The white nationalist who organized last year’s deadly Unite the Right protest in Charlottesville, Va., is suing city officials over their refusal of an anniversary rally this summer.
The Aug. 12 rally devolved into widespread violence and turned deadly when police said "alt-right" James Alex Fields rammed his car into a crowd of counter-protesters, killing Heather Heyer and injuring 19 others. Fields, charged with first-degree murder, faces up to life in prison.
Citing last year's violence and their inability to manage crowds, Charlottesville officials later refused to give organizer Jason Kessler a permit for an anniversary rally in Emancipation Park, where last summer's demonstration was held in part to protest its renaming from Lee Park after the Confederate general.
Ku Klux Klan face off with protesters in Charlottesville
In his lawsuit filed Tuesday against the move, Kessler blamed Charlottesville for last summer's deadly violence, saying the city did not properly separate his original rally from what he called "illegal" left-wing counter-protesters. Because the city previously allowed much larger rallies, Kessler said the content of his speech is being targeted, in violation of the First Amendment.
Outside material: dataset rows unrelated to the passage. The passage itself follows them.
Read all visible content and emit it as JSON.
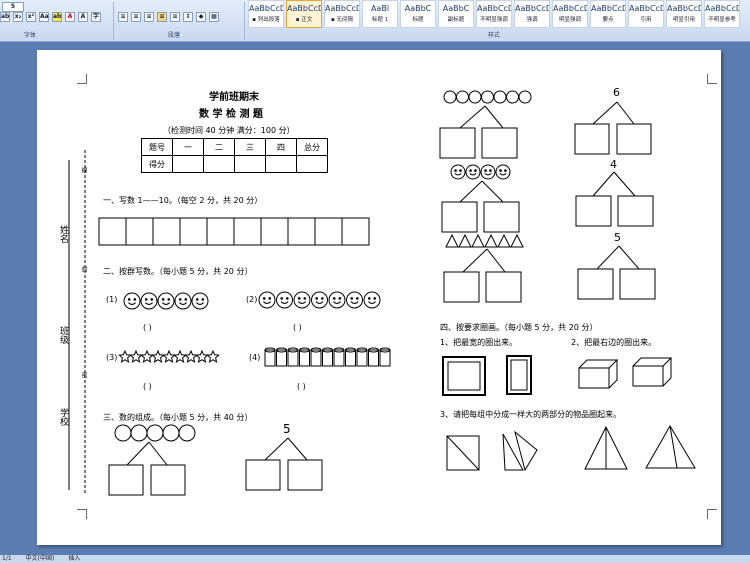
{
  "ribbon": {
    "font_size_value": "5",
    "group_font": "字体",
    "group_paragraph": "段落",
    "group_styles": "样式",
    "styles": [
      {
        "preview": "AaBbCcDd",
        "name": "▪ 列出段落"
      },
      {
        "preview": "AaBbCcDd",
        "name": "▪ 正文"
      },
      {
        "preview": "AaBbCcDd",
        "name": "▪ 无间隔"
      },
      {
        "preview": "AaBl",
        "name": "标题 1"
      },
      {
        "preview": "AaBbC",
        "name": "标题"
      },
      {
        "preview": "AaBbC",
        "name": "副标题"
      },
      {
        "preview": "AaBbCcDd",
        "name": "不明显强调"
      },
      {
        "preview": "AaBbCcDd",
        "name": "强调"
      },
      {
        "preview": "AaBbCcDd",
        "name": "明显强调"
      },
      {
        "preview": "AaBbCcDd",
        "name": "要点"
      },
      {
        "preview": "AaBbCcDd",
        "name": "引用"
      },
      {
        "preview": "AaBbCcDd",
        "name": "明显引用"
      },
      {
        "preview": "AaBbCcDd",
        "name": "不明显参考"
      }
    ]
  },
  "doc": {
    "title1": "学前班期末",
    "title2": "数 学 检 测 题",
    "info": "（检测时间 40 分钟     满分：100 分）",
    "score_header": [
      "题号",
      "一",
      "二",
      "三",
      "四",
      "总分"
    ],
    "score_row_label": "得分",
    "margin_name": "姓名",
    "margin_class": "班级",
    "margin_school": "学校",
    "margin_seal1": "線",
    "margin_seal2": "封",
    "margin_seal3": "密",
    "q1": "一、写数 1——10。（每空 2 分，共 20 分）",
    "q2": "二、按群写数。（每小题 5 分，共 20 分）",
    "q2_items": [
      "(1)",
      "(2)",
      "(3)",
      "(4)"
    ],
    "paren": "(          )",
    "q3": "三、数的组成。（每小题 5 分，共 40 分）",
    "q3_number_5": "5",
    "right_number_6": "6",
    "right_number_4": "4",
    "right_number_5": "5",
    "q4": "四、按要求圈画。（每小题 5 分，共 20 分）",
    "q4_1": "1、把最宽的圈出来。",
    "q4_2": "2、把最右边的圈出来。",
    "q4_3": "3、请把每组中分成一样大的两部分的物品圈起来。"
  },
  "status": {
    "page": "1/1",
    "language": "中文(中国)",
    "mode": "插入"
  }
}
"Of course, the key difference is that white rights aren’t allowed a platform but white genocide is," Kessler said in his lawsuit. White nationalists argue that white people should rule the U.S. and that diversity is tantamount to genocide against whites. Kessler said the anniversary rally would be "memorializing the sacrifices made by political dissidents in Lee Park."
Charlottesville officials declined to comment on the lawsuit. In its rejection of Kessler's request for a permit, the city said it was concerned far more people than expected would show up.
"The proposed demonstration or special event will present a danger to public safety and cannot be accommodated within the area applied for, or within a reasonable allocation of city funds and police resources," the city said. "The applicant requests that police keep opposing sides separate and that police 'leave' a 'clear path into event without threat of violence' but the city does not have the ability to determine or sort individuals according to what 'side' they are on and no reasonable allocation of city resources or funds can guarantee that event participants will be free of any 'threats of violence.'"
White nationalists have repeatedly succeeded in forcing cities and public universities to let them hold rallies or give speeches across the country, although counter-protesters often outnumber them dramatically.
Earlier this week, white nationalist and self-described "alt-right" leader Richard Spencer spoke to a small group of supporters at Michigan State University after they were escorted into the venue by police braving an estimated 500 counter-protesters. Violence broke out, and police arrested more than 20 people from both sides.
Referencing Charlottesville, Spencer said such opposition shows that the white nationalist movement matters.
"We entered the real world in 2017. We entered in a big way. We went to Brooklyn. We went to Charlottesville and we shocked the world with a tiki torch rally," he said. "Charlottesville was a massive display of energy and defiance," Spencer said Monday. "Charlottesville was a bit of a disaster, but it is one for the history books. It had consequences. Things got real."